Tom Burns: The Clown Face Nebula

Tom Burns - Stargazing

Yes, it’s winter and when no moon brightens the sky, the dark surrounds you like a tattered blanket. It’s easy enough to stay indoors and warm yourself by the glow of your screen, whatever screen it happens to be.

It is even more difficult to drag a telescope out into the cold and dark. That’s, of course, why we have places like Perkins Observatory. We’re glad to do the dragging and pointing for you.

I got my first real taste of serious telescoping during the dead of winter, so I know all of its pains and its glories.

The only sound is the wind whistling past your ears and the faint squeak of telescopes slowly moving. And it’s cold. The stiff breeze feels like a dull razor scraping against your skin. The metal of your telescope numbs your fingers. As you stare through the eyepiece, you can feel the frozen glass sucking the heat from your eye.

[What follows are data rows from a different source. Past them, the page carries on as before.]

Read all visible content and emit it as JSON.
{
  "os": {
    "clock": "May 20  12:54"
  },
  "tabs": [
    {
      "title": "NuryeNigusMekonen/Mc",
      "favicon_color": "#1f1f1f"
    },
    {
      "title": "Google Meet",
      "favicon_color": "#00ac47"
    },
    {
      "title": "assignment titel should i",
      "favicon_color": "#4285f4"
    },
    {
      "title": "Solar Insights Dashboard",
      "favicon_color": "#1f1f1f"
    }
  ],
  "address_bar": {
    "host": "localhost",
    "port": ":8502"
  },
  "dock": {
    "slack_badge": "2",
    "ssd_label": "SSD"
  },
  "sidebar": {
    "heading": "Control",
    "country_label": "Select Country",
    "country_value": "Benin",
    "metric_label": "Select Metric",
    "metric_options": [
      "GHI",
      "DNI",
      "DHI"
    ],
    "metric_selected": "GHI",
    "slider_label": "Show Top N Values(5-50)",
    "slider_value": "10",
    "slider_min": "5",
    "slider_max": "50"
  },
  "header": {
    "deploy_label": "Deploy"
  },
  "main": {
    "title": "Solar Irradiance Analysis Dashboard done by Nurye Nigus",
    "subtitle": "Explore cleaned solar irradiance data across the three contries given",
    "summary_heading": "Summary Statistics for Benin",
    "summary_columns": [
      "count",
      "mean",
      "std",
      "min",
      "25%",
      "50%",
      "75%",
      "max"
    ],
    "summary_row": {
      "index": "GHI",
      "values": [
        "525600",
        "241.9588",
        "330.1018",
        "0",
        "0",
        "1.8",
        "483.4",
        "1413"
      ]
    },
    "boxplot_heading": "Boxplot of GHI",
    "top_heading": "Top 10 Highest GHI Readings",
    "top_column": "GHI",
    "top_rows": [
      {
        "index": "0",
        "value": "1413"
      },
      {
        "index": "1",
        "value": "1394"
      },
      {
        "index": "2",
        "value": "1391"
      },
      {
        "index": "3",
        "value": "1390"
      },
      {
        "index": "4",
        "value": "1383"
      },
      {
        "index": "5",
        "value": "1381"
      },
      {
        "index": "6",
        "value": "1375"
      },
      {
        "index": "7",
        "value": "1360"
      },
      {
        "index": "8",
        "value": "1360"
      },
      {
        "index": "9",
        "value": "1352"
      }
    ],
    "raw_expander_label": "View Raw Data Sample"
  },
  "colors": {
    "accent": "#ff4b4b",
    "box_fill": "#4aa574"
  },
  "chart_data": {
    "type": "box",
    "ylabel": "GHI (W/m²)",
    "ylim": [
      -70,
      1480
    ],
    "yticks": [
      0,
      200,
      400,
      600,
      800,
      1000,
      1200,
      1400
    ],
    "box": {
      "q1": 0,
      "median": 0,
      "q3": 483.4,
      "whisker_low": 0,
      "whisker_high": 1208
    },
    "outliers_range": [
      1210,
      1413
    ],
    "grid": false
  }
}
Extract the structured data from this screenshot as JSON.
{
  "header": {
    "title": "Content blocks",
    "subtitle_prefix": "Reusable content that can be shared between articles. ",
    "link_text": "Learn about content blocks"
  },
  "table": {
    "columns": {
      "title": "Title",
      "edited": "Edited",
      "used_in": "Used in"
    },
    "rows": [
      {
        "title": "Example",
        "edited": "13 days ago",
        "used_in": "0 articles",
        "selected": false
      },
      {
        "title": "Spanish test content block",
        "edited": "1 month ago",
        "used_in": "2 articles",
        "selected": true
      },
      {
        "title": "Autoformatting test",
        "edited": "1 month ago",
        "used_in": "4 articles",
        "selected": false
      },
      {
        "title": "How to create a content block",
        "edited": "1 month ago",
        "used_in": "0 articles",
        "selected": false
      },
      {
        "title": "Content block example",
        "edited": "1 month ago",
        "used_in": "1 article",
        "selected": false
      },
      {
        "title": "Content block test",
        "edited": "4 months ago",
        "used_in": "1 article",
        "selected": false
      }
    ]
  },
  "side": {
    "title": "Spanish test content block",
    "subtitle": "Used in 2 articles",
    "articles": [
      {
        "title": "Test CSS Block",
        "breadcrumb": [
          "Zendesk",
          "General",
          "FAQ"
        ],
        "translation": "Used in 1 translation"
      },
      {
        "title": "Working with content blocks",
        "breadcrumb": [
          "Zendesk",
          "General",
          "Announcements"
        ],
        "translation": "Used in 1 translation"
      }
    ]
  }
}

“No wonder they call it the ‘dead of night,’ ” you whisper. You shouldn’t have spoken. Your breath has left a thick coat of frost on the eyepiece lens.

“There has got to be a better hobby,” you think, “preferably one that can be done in front of a roaring fire with a glass of hot cider.”

You need to cheer up, and fast. So you take a look at an object that is guaranteed to bring a smile to your chapped lips.

It’s the Clown Face Nebula, the dimly glowing remnant of a dying star.

To find it, first go out and get a decent set of star maps and about $400 worth of telescope. Then look for Gemini, riding almost overhead in the evening sky. Look for two bright stars called Castor and Pollux, sometimes called the “heavenly twins” because they are about equal brightness.

Starting from Pollux, the left-hand star, sweep down and to the right to Delta, marked with a “d” on most star maps. It is about midway down the constellation. The Clown Face, marked as NGC 2392, is about half a binocular field down and to the right from Delta.

You are looking at a “planetary nebula,” so called because some 19th century astronomers believed they were distant planets in our own solar system. It’s easy to see why.

In a small telescope, the Clown Face looks like a tiny dish about the size of Jupiter. Because it glows a brilliant blue-green, it is visually similar to distant planets like Uranus and Neptune.

At the center of the Clown Face, like some cosmic bull’s-eye, is a very old star surrounded by a globe of gas, or nebula.

The Clown Face is much farther away than the planets. At 18,000 trillion miles away, it is 6 million times the distance of Neptune, the most distant planet.

In a small telescope, it is one of the best examples of an effect called “averted vision.” The screen on the back of your eye, your retina, is more sensitive at the edges than the center. If you stare right at the central star, the faint light of the nebulosity can’t be seen. Only the bright star remains.

If you look to the side of the object, the sensitive portion of the retina reveals the faint light of the nebulosity, and the star disappears, lost in the wash of nebulous light.

The central star of the Clown Face is an old dwarf that has reached the end of its life. It first swelled to enormous size as its supply of hydrogen fuel became depleted. It then collapsed to a few thousand miles in diameter and got hot. At 40,000 degrees at its surface, it is now six times the temperature of our sun. The high temperature is the result of smashing down a giant star to relatively tiny size.

The combination of heat and density in a star the size of the Clown Face is inherently unstable. A larger star might explode from the pressure. A smaller star like our sun would simply expire without much fuss.

This particular star could not abide having so much stuff condensed to such a small volume. So about 1,700 years ago, it sent part of its substance into space at a tremendous velocity — 250,000 miles per hour.

And it continues to expand at that rate. It is already 3.6 trillion miles in diameter.

As it continues to grow, its substance gets spread out very thinly. It is now, in fact, almost a perfect vacuum. That we can see it at all is a tribute to the dying star. It causes its shell of gas to fluoresce like a spark of electricity causes the gas in a fluorescent bulb to glow.

Eventually, the gas of the nebula will disappear, lost in the vast emptiness of space. It is as if the star recognizes its end and tries bravely to create a tribute to itself. As L.H. Aller wrote, these nebulae are “wreaths placed by Nature around dying stars.”

The Clown Face has captured the imagination of stargazers since its discovery by William Herschel in 1787. In his Celestial Handbook, Robert Burnham writes that the nebula resembles comedian W.C. Fields.

Most observers think the Clown Face looks more like its other nickname, the “Eskimo,” which makes it particularly appropriate for cold-weather observing. In a large amateur telescope, the central star glows like a nose at the center of the nebulosity. A ring of dark gas and dust about halfway out makes the face look like it is surrounded by a furry parka, the ghostly headgear of a dying star.

I hope that one day you will also be haunted by its shimmering, sapphire splendor.

Tom Burns


Tom Burns is director of the Perkins Observatory in Delaware.

Tom Burns is director of the Perkins Observatory in Delaware.